07/06/2003 11:00PM

Sunday Silence colts sell high in Japan


LEXINGTON, Ky. - A $2.79 million colt from the last crop of the great Japanese stallion Sunday Silence topped Monday's opening session at the Japan Racing Horse Association's select foal sale.

Shadai Farm, the Hokkaido stallion station that stood Sunday Silence until his untimely death last year at age 16, sold the brown colt to Fusao Sekiguchi for 330 million yen, or $2,791,878. Sekiguchi, a flamboyant Japanese entrepreneur, owned 2000 Kentucky Derby winner Fusaichi Pegasus.

The session-topper is out of Seto Flowerian, an Australian-bred Bellotto mare who was a Group 3 winner in her native land. She also was runner-up in the Group 1 Australian Jockey Club Oaks. Her Sunday Silence colt is a half-brother to Japanese Grade 1-placed Tiger Cafe.

The opening session's second most expensive lot was another Sunday Silence colt offered by Shadai. This one, a son of multiple Japanese stakes winner Elizabeth Rose, went to Broodmare Co. Ltd. for $1,082,910. The foal is a full brother to Japanese Grade 2 winners Fusaichi Zenon and Agnes Gold.

But Sekiguchi was the day's most notable buyer. He bought three other lots in addition to the session topper. Those were a $761,421 Sunday Silence colt out of the Seattle Slew mare Seattle Delighter; an $837,563 Kurofune colt out of Sekiguchi's former racemare and multiple Japanese graded winner Fusaichi Airedale; and a $414,552 Afleet colt out of Irish Grade 3-placed Ribot's Secret, by Danehill. Northern Farm sold all three.

The auction was to continue Tuesday.
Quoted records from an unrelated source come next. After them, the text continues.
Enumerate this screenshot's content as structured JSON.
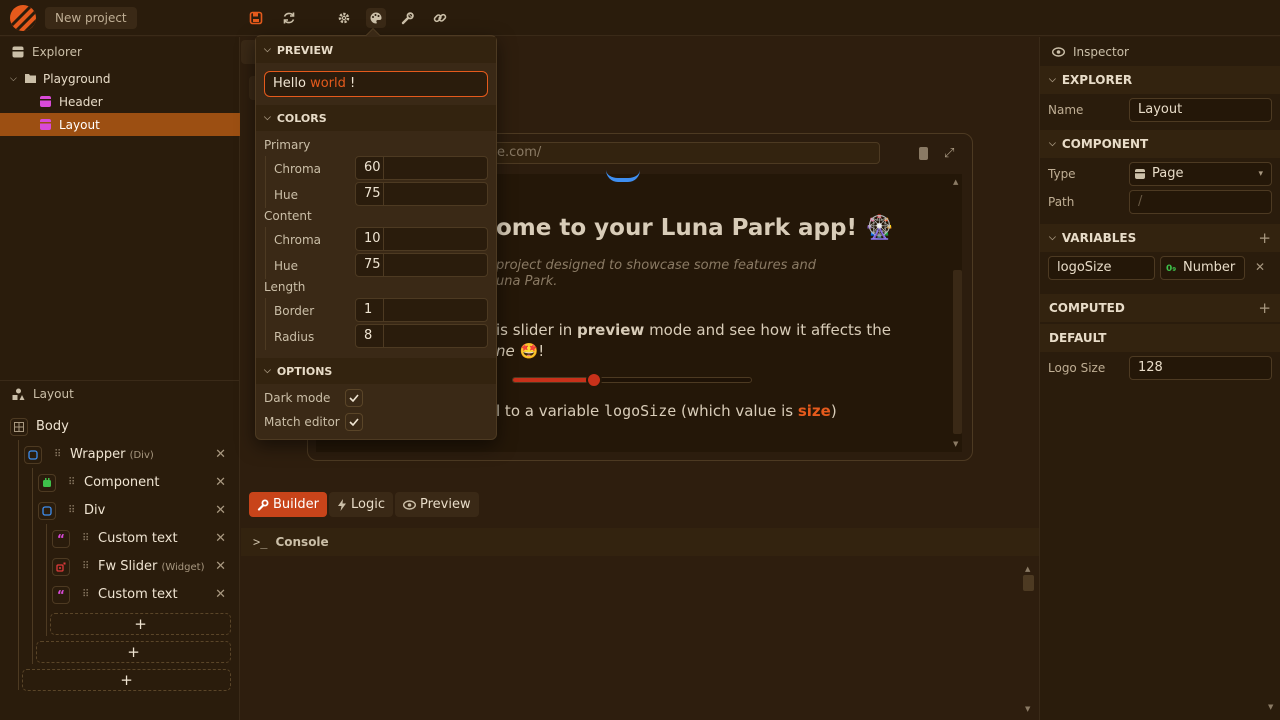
{
  "app": {
    "project_name": "New project"
  },
  "toolbar": {
    "icons": [
      "save-icon",
      "refresh-icon",
      "gear-icon",
      "palette-icon",
      "wrench-icon",
      "link-icon"
    ]
  },
  "explorer": {
    "title": "Explorer",
    "items": [
      {
        "label": "Playground"
      },
      {
        "label": "Header"
      },
      {
        "label": "Layout"
      }
    ]
  },
  "layout_panel": {
    "title": "Layout",
    "body": "Body",
    "wrapper": "Wrapper",
    "wrapper_type": "(Div)",
    "component": "Component",
    "div": "Div",
    "custom_text_1": "Custom text",
    "slider": "Fw Slider",
    "slider_type": "(Widget)",
    "custom_text_2": "Custom text",
    "add": "+"
  },
  "popup": {
    "preview_title": "PREVIEW",
    "preview_hello": "Hello ",
    "preview_world": "world",
    "preview_bang": " !",
    "colors_title": "COLORS",
    "primary_label": "Primary",
    "primary_chroma_label": "Chroma",
    "primary_chroma": "60",
    "primary_hue_label": "Hue",
    "primary_hue": "75",
    "content_label": "Content",
    "content_chroma_label": "Chroma",
    "content_chroma": "10",
    "content_hue_label": "Hue",
    "content_hue": "75",
    "length_label": "Length",
    "border_label": "Border",
    "border": "1",
    "radius_label": "Radius",
    "radius": "8",
    "options_title": "OPTIONS",
    "dark_mode": "Dark mode",
    "match_editor": "Match editor"
  },
  "preview_frame": {
    "url": "e.com/",
    "heading": "ome to your Luna Park app! 🎡",
    "sub1": "project designed to showcase some features and",
    "sub2": "una Park.",
    "p1_a": "is slider in ",
    "p1_b": "preview",
    "p1_c": " mode and see how it affects the",
    "p2_a": "ne ",
    "p2_emoji": "🤩",
    "p2_b": "!",
    "bound_a": "l to a variable ",
    "bound_code": "logoSize",
    "bound_b": " (which value is ",
    "bound_size": "size",
    "bound_c": ")",
    "slider_value": 0.34
  },
  "bottom_tabs": {
    "builder": "Builder",
    "logic": "Logic",
    "preview": "Preview"
  },
  "console": {
    "title": "Console"
  },
  "inspector": {
    "title": "Inspector",
    "explorer_section": "EXPLORER",
    "name_label": "Name",
    "name_value": "Layout",
    "component_section": "COMPONENT",
    "type_label": "Type",
    "type_value": "Page",
    "path_label": "Path",
    "path_value": "/",
    "variables_section": "VARIABLES",
    "var_name": "logoSize",
    "var_type": "Number",
    "computed_section": "COMPUTED",
    "default_section": "DEFAULT",
    "logo_size_label": "Logo Size",
    "logo_size_value": "128"
  },
  "colors": {
    "accent": "#c8441a",
    "selected": "#9c4f12",
    "bg": "#2e1e0e"
  }
}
New facility to showcase retired stallions

There's a new equine retirement facility coming to central Kentucky, and this one will be devoted to pensioned stallions.

Michael Blowen, president of the new charity Old Friends, said Monday that a farm by that name is in the works on 35 acres that formerly was part of the Roach family's Parrish Hill Farm in Midway, Ky.
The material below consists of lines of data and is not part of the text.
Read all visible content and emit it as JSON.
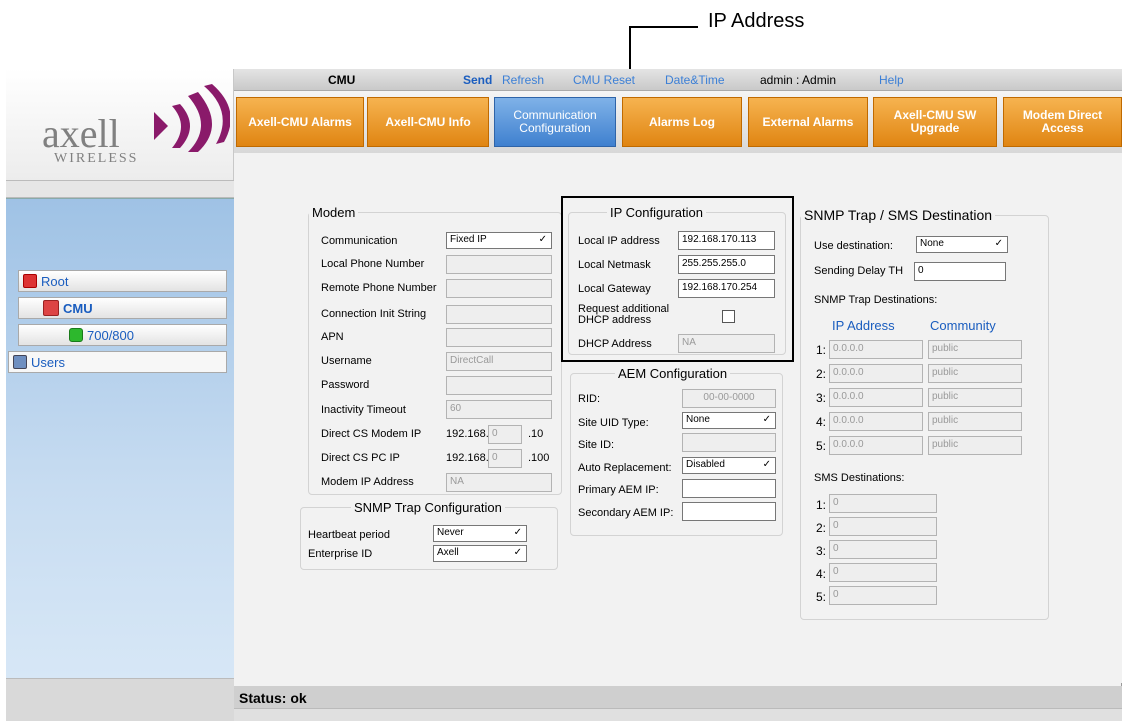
{
  "callout": {
    "label": "IP Address"
  },
  "logo": {
    "name": "axell",
    "sub": "WIRELESS"
  },
  "topbar": {
    "device": "CMU",
    "send": "Send",
    "refresh": "Refresh",
    "reset": "CMU Reset",
    "datetime": "Date&Time",
    "user": "admin : Admin",
    "help": "Help"
  },
  "tabs": [
    {
      "label": "Axell-CMU Alarms"
    },
    {
      "label": "Axell-CMU Info"
    },
    {
      "label": "Communication Configuration"
    },
    {
      "label": "Alarms Log"
    },
    {
      "label": "External Alarms"
    },
    {
      "label": "Axell-CMU SW Upgrade"
    },
    {
      "label": "Modem Direct Access"
    }
  ],
  "tree": [
    {
      "label": "Root"
    },
    {
      "label": "CMU"
    },
    {
      "label": "700/800"
    },
    {
      "label": "Users"
    }
  ],
  "modem": {
    "title": "Modem",
    "communication_label": "Communication",
    "communication_value": "Fixed IP",
    "local_phone_label": "Local Phone Number",
    "remote_phone_label": "Remote Phone Number",
    "conn_init_label": "Connection Init String",
    "apn_label": "APN",
    "username_label": "Username",
    "username_value": "DirectCall",
    "password_label": "Password",
    "inactivity_label": "Inactivity Timeout",
    "inactivity_value": "60",
    "cs_modem_ip_label": "Direct CS Modem IP",
    "cs_modem_ip_prefix": "192.168.",
    "cs_modem_ip_octet": "0",
    "cs_modem_ip_suffix": ".10",
    "cs_pc_ip_label": "Direct CS PC IP",
    "cs_pc_ip_prefix": "192.168.",
    "cs_pc_ip_octet": "0",
    "cs_pc_ip_suffix": ".100",
    "modem_ip_label": "Modem IP Address",
    "modem_ip_value": "NA"
  },
  "snmp_trap_config": {
    "title": "SNMP Trap Configuration",
    "heartbeat_label": "Heartbeat period",
    "heartbeat_value": "Never",
    "enterprise_label": "Enterprise ID",
    "enterprise_value": "Axell"
  },
  "ip_config": {
    "title": "IP Configuration",
    "local_ip_label": "Local IP address",
    "local_ip_value": "192.168.170.113",
    "netmask_label": "Local Netmask",
    "netmask_value": "255.255.255.0",
    "gateway_label": "Local Gateway",
    "gateway_value": "192.168.170.254",
    "dhcp_request_label_1": "Request additional",
    "dhcp_request_label_2": "DHCP address",
    "dhcp_address_label": "DHCP Address",
    "dhcp_address_value": "NA"
  },
  "aem_config": {
    "title": "AEM Configuration",
    "rid_label": "RID:",
    "rid_value": "00-00-0000",
    "site_uid_type_label": "Site UID Type:",
    "site_uid_type_value": "None",
    "site_id_label": "Site ID:",
    "auto_replacement_label": "Auto Replacement:",
    "auto_replacement_value": "Disabled",
    "primary_aem_label": "Primary AEM IP:",
    "secondary_aem_label": "Secondary AEM IP:"
  },
  "snmp_dest": {
    "title": "SNMP Trap / SMS Destination",
    "use_dest_label": "Use destination:",
    "use_dest_value": "None",
    "delay_label": "Sending Delay TH",
    "delay_value": "0",
    "trap_dest_label": "SNMP Trap Destinations:",
    "ip_header": "IP Address",
    "community_header": "Community",
    "destinations": [
      {
        "num": "1:",
        "ip": "0.0.0.0",
        "community": "public"
      },
      {
        "num": "2:",
        "ip": "0.0.0.0",
        "community": "public"
      },
      {
        "num": "3:",
        "ip": "0.0.0.0",
        "community": "public"
      },
      {
        "num": "4:",
        "ip": "0.0.0.0",
        "community": "public"
      },
      {
        "num": "5:",
        "ip": "0.0.0.0",
        "community": "public"
      }
    ],
    "sms_label": "SMS Destinations:",
    "sms": [
      {
        "num": "1:",
        "value": "0"
      },
      {
        "num": "2:",
        "value": "0"
      },
      {
        "num": "3:",
        "value": "0"
      },
      {
        "num": "4:",
        "value": "0"
      },
      {
        "num": "5:",
        "value": "0"
      }
    ]
  },
  "status": {
    "text": "Status: ok"
  },
  "colors": {
    "tab_orange": "#e8901c",
    "tab_active_blue": "#4f8ad6",
    "link_blue": "#1a5dbf",
    "nav_blue": "#b3d0ee"
  }
}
Blowen, the Roach family, and Hopewell Farm owner Rick Trontz developed the idea for a facility to house some of the breeding business's pensioned stars. The plan, Blowen said, is to make Old Friends a comfortable spot for the stallions as well as a tourist destination for racing and pedigree fans.

"If we are able to get some famous stallions, it could be great for tourism here," Blowen said. "We'll make it a place for retired Thoroughbreds in general, but we'll concentrate on getting stallions."

Blowen said that the group has been contacted by Kim Zito, wife of trainer Nick Zito, who is working to bring 1991 Kentucky Derby winner Strike the Gold and 1993 Derby winner Sea Hero back from stallion duty in Turkey.

"It would be great to have horses like that here," Blowen said.

Old Friends supporter Tony Moreno - a member of the Midway city council and an employee of Kentucky's Department of Agriculture and Tourism - also is putting together a tour program that will spotlight Midway's farms. Called the Midway Thoroughbred Heritage Tours, the program tentatively is set to begin in the spring, and Blowen said a portion of its profits will go to support the planned Old Friends retirement farm.

"Eventually, Old Friends should be self-sustaining," Blowen said. "Over the long term, we'd like it to generate enough money to help support some of the horses that didn't earn as much money as famous stallions do, the horses in programs like the Thoroughbred Retirement Foundation, ReRun, and Tranquility Farm."

Old Friends will host its first fundraiser on July 23 at Hopewell Farm in Midway. The party and a silent auction will run from 7 to 11 p.m. and will feature entertainment by comedian Frank Santorelli, who plays the bartender on HBO's popular show "The Sopranos." Tickets are $200 and include an autographed copy of photographer Barbara Livingston's book "Old Friends: Visits with My Favorite Thoroughbreds," the inspiration for the new facility's name.

Colonial Affair moving to Argentina

Grade 1 winner Colonial Affair, who has been at stud in Japan since 2000, has been purchased privately by New York-based owner John Berendt and Argentina's Haras El Paraiso. The 13-year-old Pleasant Colony horse will leave Japan on July 8 for permanent stud duty at Haras El Paraiso, according to Virginia-based agent Carlos Moore, who brokered the deal. Colonial Affair will be syndicated, with Berendt and Haras El Paraiso retaining a majority interest. Colonial Affair will join another American expatriate at the farm, as Behrendt also stands Incurable Optimist there.

Colonial Affair is the sire of Grade 2 winner Ubiquity and 13 other stakes winners, and he has progeny earnings of almost $10 million from five crops to race.

Also on the plane with Colonial Affair will be 20-year-old Southern Halo, who is returning permanently to Haras la Quebrada after shuttling during Northern Hemisphere seasons to Coolmore and Ashford studs.